A man in Britain has become first individual to be mummified in the style of ancient Egyptians for at least 3,000 years.
Using the techniques that preserved king Tutankhamun's body after his death in 1,323 BC, scientists have embalmed the 61-year-old Alan Billis of Torquay town in Devon county, following his death from lung cancer, the Daily Mail reported.
Billis, who worked as taxi driver, loved watching documentaries, agreed to have his body preserved after seeing an advertisement from a television company looking to film the process.
Billis' wife Janet, 68, said: "He just said: 'I've just phoned someone up about being mummified.' I said: 'You've what.' I thought here we go again. It's just the sort of thing you would expect him to do."
But Janet and the couple's three grown-up children approved his decision and the resulting programme -- Mummifying Alan: Egypt's Last Secret -- is to be screened on Channel 4 Monday.

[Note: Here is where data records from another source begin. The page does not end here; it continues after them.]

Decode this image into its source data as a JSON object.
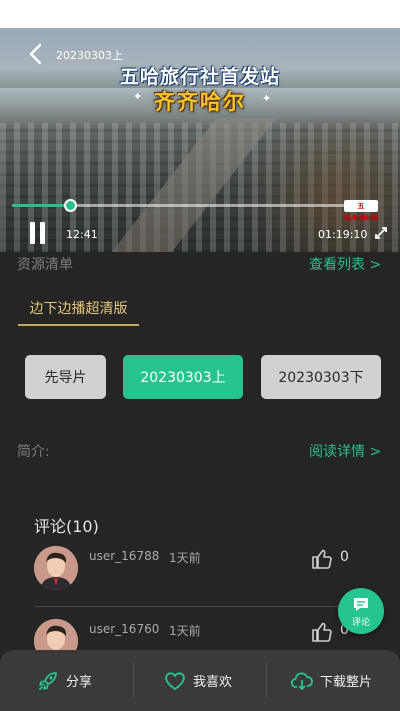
{
  "video": {
    "title": "20230303上",
    "overlay_line1": "五哈旅行社首发站",
    "overlay_line2": "齐齐哈尔",
    "logo_text": "五哈/bilibili",
    "current_time": "12:41",
    "total_time": "01:19:10",
    "progress": 0.173
  },
  "resources": {
    "label": "资源清单",
    "view_list": "查看列表 >",
    "version_tab": "边下边播超清版"
  },
  "episodes": [
    {
      "label": "先导片",
      "active": false
    },
    {
      "label": "20230303上",
      "active": true
    },
    {
      "label": "20230303下",
      "active": false
    }
  ],
  "intro": {
    "label": "简介:",
    "read_more": "阅读详情 >"
  },
  "comments": {
    "title": "评论(10)",
    "items": [
      {
        "user": "user_16788",
        "time": "1天前",
        "likes": "0"
      },
      {
        "user": "user_16760",
        "time": "1天前",
        "likes": "0"
      }
    ]
  },
  "fab": {
    "label": "评论"
  },
  "bottom_bar": {
    "share": "分享",
    "favorite": "我喜欢",
    "download": "下载整片"
  },
  "colors": {
    "accent": "#27c58e",
    "gold": "#e7c77b",
    "background": "#252525"
  }
}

Billis, who has been dubbed Torquay's Tutankhamun, explained his unusual decision in the documentary, saying: "People have been leaving their bodies to science for years, and if people don't volunteer for anything nothing gets found out."
Over a period of several months following his death in January, Billis' internal organs were removed and kept in jars, with the exception of his brain and heart.

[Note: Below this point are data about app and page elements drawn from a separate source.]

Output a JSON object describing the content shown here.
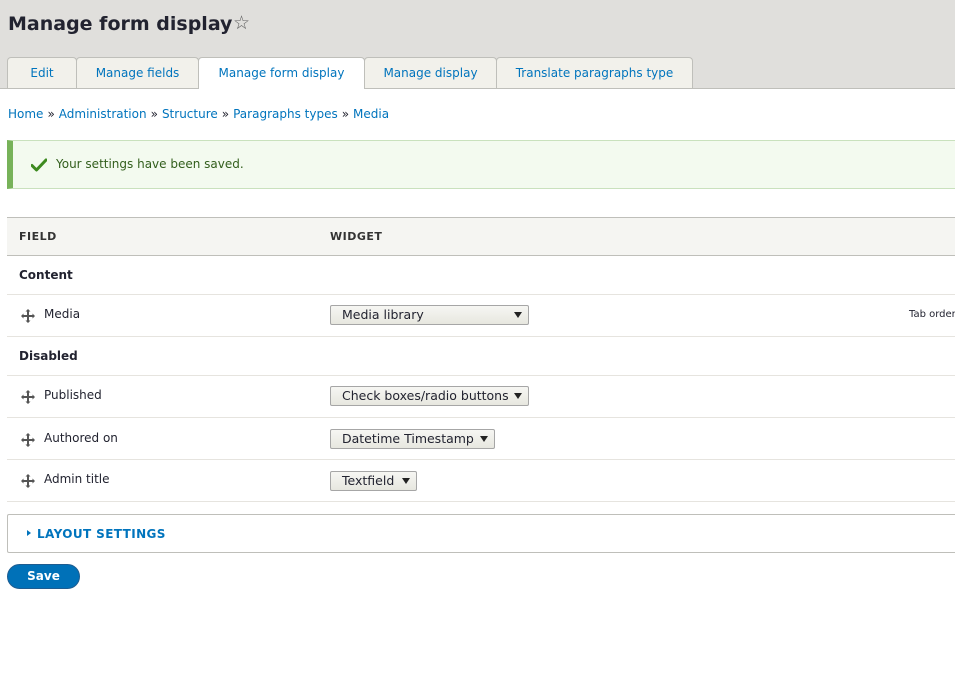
{
  "page": {
    "title": "Manage form display"
  },
  "tabs": [
    {
      "label": "Edit"
    },
    {
      "label": "Manage fields"
    },
    {
      "label": "Manage form display"
    },
    {
      "label": "Manage display"
    },
    {
      "label": "Translate paragraphs type"
    }
  ],
  "breadcrumb": [
    "Home",
    "Administration",
    "Structure",
    "Paragraphs types",
    "Media"
  ],
  "breadcrumb_separator": "»",
  "message": {
    "text": "Your settings have been saved.",
    "color": "#77b259"
  },
  "table": {
    "headers": {
      "field": "FIELD",
      "widget": "WIDGET"
    },
    "regions": [
      {
        "title": "Content",
        "rows": [
          {
            "field": "Media",
            "widget": "Media library"
          }
        ]
      },
      {
        "title": "Disabled",
        "rows": [
          {
            "field": "Published",
            "widget": "Check boxes/radio buttons"
          },
          {
            "field": "Authored on",
            "widget": "Datetime Timestamp"
          },
          {
            "field": "Admin title",
            "widget": "Textfield"
          }
        ]
      }
    ],
    "tab_order": "Tab order"
  },
  "layout_settings": {
    "label": "LAYOUT SETTINGS"
  },
  "actions": {
    "save_label": "Save"
  },
  "colors": {
    "accent": "#0074bd",
    "button": "#0071b8"
  },
  "icons": {
    "star": "star-icon",
    "drag": "drag-handle-icon",
    "check": "check-icon"
  }
}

His skin was covered in a mixture of oils and resins and bathed in a solution of Natron, a salt found in dried-up river beds in Egypt.
After a month in a glass tank at the Medico-Legal Centre in Sheffield, which houses the city's mortuary, his body was taken out, placed in a drying chamber and wrapped in linen.

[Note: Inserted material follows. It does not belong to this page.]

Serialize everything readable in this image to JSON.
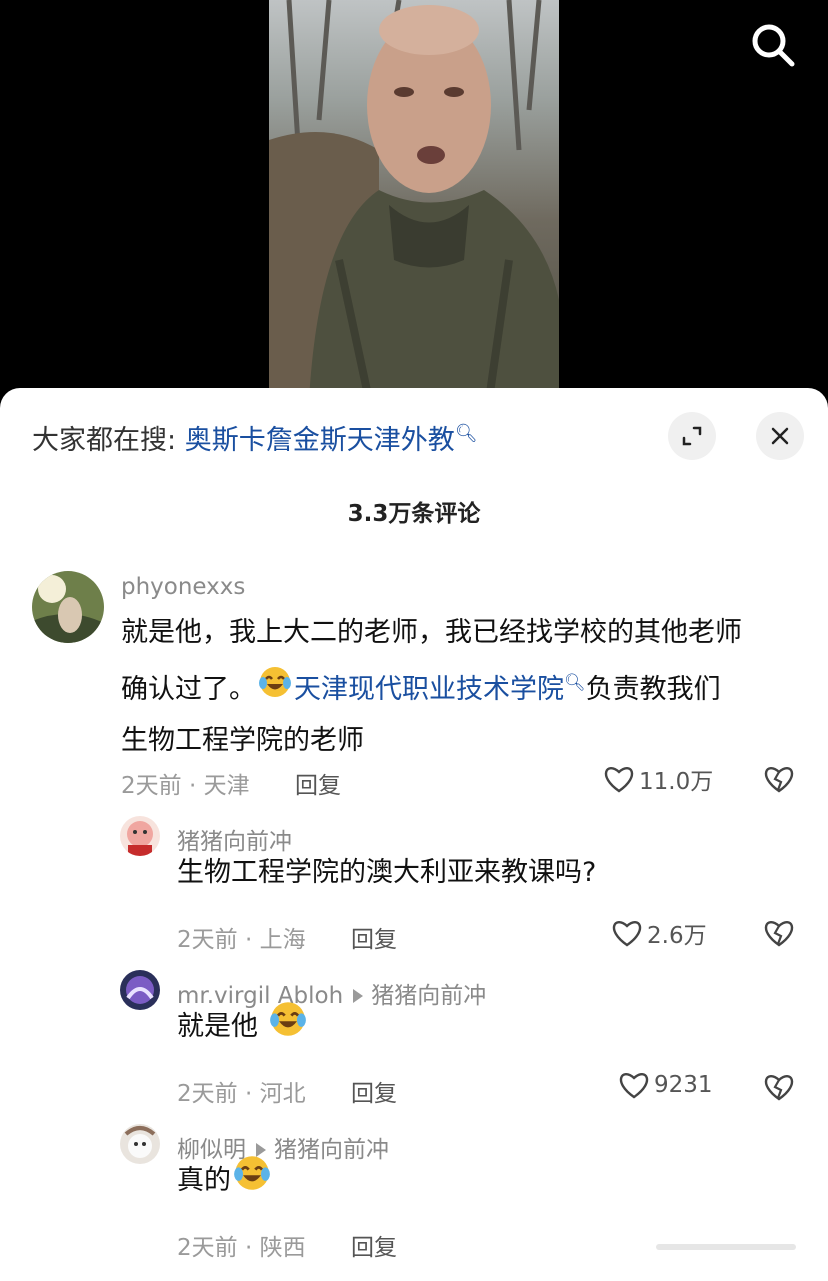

Stephen Buckley of the University of York, who helped research Egyptian mummification techniques before the programme, said Billis' body could now last several millennia.